» **WHAT NEEDS TO BE DONE**
Each record should be output exactly, with every character kept.

Website and app data records
┌──

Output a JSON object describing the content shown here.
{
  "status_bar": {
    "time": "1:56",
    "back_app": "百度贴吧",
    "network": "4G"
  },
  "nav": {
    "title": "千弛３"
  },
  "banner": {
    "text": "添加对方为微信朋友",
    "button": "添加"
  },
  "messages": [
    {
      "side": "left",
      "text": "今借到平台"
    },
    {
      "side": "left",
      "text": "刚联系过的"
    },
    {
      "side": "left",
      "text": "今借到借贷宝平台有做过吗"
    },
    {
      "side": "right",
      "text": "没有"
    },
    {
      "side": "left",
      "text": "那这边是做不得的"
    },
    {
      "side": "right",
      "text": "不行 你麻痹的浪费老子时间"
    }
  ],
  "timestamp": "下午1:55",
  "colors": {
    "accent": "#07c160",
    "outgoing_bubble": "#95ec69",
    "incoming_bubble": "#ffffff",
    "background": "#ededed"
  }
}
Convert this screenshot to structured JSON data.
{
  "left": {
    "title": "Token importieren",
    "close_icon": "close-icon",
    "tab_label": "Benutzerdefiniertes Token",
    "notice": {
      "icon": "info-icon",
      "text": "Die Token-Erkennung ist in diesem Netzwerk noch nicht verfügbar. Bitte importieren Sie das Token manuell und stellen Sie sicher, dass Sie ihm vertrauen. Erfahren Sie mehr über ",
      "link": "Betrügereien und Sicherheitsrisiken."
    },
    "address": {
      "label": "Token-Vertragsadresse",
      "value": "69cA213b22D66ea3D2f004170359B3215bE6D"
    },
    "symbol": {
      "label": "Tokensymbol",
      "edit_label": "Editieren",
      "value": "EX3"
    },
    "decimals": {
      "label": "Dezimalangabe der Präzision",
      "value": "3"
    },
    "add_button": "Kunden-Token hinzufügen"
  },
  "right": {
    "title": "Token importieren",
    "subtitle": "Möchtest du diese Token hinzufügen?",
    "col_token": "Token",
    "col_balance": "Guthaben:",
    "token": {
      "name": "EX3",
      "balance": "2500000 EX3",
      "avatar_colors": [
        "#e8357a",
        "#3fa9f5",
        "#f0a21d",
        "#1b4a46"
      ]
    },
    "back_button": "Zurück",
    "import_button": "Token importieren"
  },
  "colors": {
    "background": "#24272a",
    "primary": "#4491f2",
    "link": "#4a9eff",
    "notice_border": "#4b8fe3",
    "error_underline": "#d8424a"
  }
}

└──

» **TASK SOLUTION**
Output a JSON object describing the content shown here.
{
  "status_bar": {
    "time": "1:56",
    "back_app": "百度贴吧",
    "network": "4G"
  },
  "nav": {
    "title": "千弛３"
  },
  "banner": {
    "text": "添加对方为微信朋友",
    "button": "添加"
  },
  "messages": [
    {
      "side": "left",
      "text": "今借到平台"
    },
    {
      "side": "left",
      "text": "刚联系过的"
    },
    {
      "side": "left",
      "text": "今借到借贷宝平台有做过吗"
    },
    {
      "side": "right",
      "text": "没有"
    },
    {
      "side": "left",
      "text": "那这边是做不得的"
    },
    {
      "side": "right",
      "text": "不行 你麻痹的浪费老子时间"
    }
  ],
  "timestamp": "下午1:55",
  "colors": {
    "accent": "#07c160",
    "outgoing_bubble": "#95ec69",
    "incoming_bubble": "#ffffff",
    "background": "#ededed"
  }
}
Convert this screenshot to structured JSON data.
{
  "left": {
    "title": "Token importieren",
    "close_icon": "close-icon",
    "tab_label": "Benutzerdefiniertes Token",
    "notice": {
      "icon": "info-icon",
      "text": "Die Token-Erkennung ist in diesem Netzwerk noch nicht verfügbar. Bitte importieren Sie das Token manuell und stellen Sie sicher, dass Sie ihm vertrauen. Erfahren Sie mehr über ",
      "link": "Betrügereien und Sicherheitsrisiken."
    },
    "address": {
      "label": "Token-Vertragsadresse",
      "value": "69cA213b22D66ea3D2f004170359B3215bE6D"
    },
    "symbol": {
      "label": "Tokensymbol",
      "edit_label": "Editieren",
      "value": "EX3"
    },
    "decimals": {
      "label": "Dezimalangabe der Präzision",
      "value": "3"
    },
    "add_button": "Kunden-Token hinzufügen"
  },
  "right": {
    "title": "Token importieren",
    "subtitle": "Möchtest du diese Token hinzufügen?",
    "col_token": "Token",
    "col_balance": "Guthaben:",
    "token": {
      "name": "EX3",
      "balance": "2500000 EX3",
      "avatar_colors": [
        "#e8357a",
        "#3fa9f5",
        "#f0a21d",
        "#1b4a46"
      ]
    },
    "back_button": "Zurück",
    "import_button": "Token importieren"
  },
  "colors": {
    "background": "#24272a",
    "primary": "#4491f2",
    "link": "#4a9eff",
    "notice_border": "#4b8fe3",
    "error_underline": "#d8424a"
  }
}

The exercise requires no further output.